--- Problem to solve ---
All lines of the material below that include the string "content" are to be copied.

########

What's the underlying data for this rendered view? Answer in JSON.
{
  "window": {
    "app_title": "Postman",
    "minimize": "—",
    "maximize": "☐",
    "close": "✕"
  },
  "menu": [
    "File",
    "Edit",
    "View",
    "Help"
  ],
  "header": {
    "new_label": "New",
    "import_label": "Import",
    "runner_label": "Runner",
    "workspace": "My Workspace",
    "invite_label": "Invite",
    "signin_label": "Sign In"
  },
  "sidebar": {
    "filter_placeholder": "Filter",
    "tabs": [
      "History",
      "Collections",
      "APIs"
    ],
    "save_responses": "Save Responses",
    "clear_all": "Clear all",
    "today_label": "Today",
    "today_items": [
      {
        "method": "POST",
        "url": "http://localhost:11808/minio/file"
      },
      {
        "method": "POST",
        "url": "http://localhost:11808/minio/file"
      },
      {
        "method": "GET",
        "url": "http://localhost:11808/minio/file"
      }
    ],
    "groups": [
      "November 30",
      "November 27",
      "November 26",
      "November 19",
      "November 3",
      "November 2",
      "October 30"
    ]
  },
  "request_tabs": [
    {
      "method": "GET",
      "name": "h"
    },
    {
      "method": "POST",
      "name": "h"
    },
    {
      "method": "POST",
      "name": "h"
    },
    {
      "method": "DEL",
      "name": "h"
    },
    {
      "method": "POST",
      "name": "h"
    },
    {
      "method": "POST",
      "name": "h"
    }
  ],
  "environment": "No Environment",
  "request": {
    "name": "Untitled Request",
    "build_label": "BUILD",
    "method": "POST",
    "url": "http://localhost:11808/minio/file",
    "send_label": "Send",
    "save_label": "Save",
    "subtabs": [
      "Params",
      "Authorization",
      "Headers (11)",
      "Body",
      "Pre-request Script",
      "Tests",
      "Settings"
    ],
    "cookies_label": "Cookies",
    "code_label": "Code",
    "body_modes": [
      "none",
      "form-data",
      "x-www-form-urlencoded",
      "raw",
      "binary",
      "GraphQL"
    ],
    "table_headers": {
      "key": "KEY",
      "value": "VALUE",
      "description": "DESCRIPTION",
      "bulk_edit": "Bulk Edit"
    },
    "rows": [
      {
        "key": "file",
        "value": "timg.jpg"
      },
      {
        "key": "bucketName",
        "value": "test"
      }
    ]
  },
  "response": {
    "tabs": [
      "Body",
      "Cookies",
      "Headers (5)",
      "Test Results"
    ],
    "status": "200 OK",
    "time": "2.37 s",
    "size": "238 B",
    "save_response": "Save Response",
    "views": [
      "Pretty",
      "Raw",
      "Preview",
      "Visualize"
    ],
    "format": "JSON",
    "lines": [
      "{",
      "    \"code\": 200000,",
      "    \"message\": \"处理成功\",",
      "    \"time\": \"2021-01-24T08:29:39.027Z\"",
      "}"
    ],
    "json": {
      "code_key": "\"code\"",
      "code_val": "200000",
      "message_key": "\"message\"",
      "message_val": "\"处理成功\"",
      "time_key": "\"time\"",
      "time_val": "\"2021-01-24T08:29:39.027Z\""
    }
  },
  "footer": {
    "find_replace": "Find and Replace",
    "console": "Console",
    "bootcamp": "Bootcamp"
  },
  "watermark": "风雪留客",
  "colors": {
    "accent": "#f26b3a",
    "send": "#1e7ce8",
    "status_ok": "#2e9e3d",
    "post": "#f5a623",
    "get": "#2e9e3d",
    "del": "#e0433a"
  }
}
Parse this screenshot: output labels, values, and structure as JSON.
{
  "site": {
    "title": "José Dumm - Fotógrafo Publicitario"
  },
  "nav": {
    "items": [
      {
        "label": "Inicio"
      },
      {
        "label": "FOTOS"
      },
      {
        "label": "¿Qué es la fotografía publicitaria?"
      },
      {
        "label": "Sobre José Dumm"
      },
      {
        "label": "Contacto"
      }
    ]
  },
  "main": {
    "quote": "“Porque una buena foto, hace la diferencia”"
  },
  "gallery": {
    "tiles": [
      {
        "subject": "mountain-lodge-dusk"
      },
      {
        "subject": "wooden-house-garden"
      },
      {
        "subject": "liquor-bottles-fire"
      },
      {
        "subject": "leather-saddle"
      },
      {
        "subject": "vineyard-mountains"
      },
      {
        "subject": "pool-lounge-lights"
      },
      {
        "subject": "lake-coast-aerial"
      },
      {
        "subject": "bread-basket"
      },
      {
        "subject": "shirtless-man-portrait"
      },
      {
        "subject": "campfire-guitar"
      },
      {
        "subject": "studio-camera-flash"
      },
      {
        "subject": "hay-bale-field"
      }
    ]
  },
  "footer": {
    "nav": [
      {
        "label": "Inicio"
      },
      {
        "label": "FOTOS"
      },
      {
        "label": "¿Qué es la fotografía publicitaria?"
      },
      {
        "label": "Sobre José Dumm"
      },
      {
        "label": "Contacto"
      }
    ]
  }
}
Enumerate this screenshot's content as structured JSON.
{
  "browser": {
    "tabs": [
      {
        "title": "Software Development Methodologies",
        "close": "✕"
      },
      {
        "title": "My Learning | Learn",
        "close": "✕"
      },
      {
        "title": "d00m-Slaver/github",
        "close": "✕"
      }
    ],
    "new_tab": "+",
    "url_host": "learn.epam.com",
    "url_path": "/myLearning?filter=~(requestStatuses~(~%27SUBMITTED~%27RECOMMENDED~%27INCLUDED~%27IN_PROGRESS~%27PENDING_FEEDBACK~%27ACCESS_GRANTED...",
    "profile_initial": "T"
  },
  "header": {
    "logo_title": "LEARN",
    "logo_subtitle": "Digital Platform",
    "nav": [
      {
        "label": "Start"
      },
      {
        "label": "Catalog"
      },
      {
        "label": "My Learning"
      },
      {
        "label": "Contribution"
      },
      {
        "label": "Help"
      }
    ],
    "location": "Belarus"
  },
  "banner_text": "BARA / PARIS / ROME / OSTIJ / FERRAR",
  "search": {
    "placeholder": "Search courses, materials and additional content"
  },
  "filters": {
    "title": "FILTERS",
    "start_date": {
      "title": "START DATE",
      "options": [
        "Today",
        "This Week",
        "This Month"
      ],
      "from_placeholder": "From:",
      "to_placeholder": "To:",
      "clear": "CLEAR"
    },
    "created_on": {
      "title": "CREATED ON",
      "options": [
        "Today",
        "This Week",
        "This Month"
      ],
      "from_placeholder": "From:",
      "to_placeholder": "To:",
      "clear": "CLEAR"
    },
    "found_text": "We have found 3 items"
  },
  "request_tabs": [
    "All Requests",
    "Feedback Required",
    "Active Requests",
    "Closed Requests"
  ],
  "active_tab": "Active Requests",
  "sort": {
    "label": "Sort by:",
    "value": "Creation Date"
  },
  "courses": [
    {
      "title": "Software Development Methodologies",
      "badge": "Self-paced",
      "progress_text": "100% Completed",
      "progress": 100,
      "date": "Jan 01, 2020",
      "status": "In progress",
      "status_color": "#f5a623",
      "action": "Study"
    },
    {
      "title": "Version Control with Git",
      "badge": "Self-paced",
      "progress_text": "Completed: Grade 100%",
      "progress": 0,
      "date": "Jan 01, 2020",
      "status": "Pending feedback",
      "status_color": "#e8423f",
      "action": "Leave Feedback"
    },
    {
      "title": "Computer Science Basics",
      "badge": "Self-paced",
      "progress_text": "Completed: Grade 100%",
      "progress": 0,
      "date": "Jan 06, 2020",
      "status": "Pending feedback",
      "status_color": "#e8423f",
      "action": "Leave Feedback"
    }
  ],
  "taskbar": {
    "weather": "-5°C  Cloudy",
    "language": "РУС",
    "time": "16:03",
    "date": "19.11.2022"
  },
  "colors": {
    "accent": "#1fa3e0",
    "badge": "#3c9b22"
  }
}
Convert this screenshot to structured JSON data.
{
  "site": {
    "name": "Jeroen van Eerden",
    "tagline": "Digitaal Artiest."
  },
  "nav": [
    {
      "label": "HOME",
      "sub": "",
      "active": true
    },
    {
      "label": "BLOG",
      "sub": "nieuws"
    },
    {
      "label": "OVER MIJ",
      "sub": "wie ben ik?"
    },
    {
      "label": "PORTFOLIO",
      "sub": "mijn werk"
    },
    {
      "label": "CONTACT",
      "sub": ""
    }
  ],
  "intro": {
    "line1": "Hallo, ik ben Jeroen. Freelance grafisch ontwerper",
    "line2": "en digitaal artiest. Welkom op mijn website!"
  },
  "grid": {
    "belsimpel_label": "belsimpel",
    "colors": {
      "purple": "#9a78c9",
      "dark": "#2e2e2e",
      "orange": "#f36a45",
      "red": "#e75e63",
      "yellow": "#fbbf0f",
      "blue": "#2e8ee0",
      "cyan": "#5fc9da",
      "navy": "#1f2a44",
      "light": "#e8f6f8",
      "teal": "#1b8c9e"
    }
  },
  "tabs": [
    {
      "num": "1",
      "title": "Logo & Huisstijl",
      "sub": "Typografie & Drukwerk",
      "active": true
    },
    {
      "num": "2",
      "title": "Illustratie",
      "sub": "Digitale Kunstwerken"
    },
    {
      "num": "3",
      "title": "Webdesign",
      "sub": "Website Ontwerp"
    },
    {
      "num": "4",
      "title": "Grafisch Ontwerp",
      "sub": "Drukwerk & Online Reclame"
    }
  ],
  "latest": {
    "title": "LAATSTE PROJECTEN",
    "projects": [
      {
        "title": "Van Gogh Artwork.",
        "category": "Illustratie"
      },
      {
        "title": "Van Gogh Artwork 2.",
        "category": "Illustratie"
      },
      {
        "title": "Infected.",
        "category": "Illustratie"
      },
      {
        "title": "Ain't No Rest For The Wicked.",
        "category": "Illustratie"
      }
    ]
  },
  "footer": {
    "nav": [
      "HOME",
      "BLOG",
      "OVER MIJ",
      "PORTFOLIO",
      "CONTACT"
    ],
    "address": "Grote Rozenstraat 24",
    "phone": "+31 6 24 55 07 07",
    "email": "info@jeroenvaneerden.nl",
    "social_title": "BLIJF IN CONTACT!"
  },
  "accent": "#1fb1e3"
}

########

--- Solution to the problem ---
Enumerate this screenshot's content as structured JSON.
    "placeholder": "Search courses, materials and additional content"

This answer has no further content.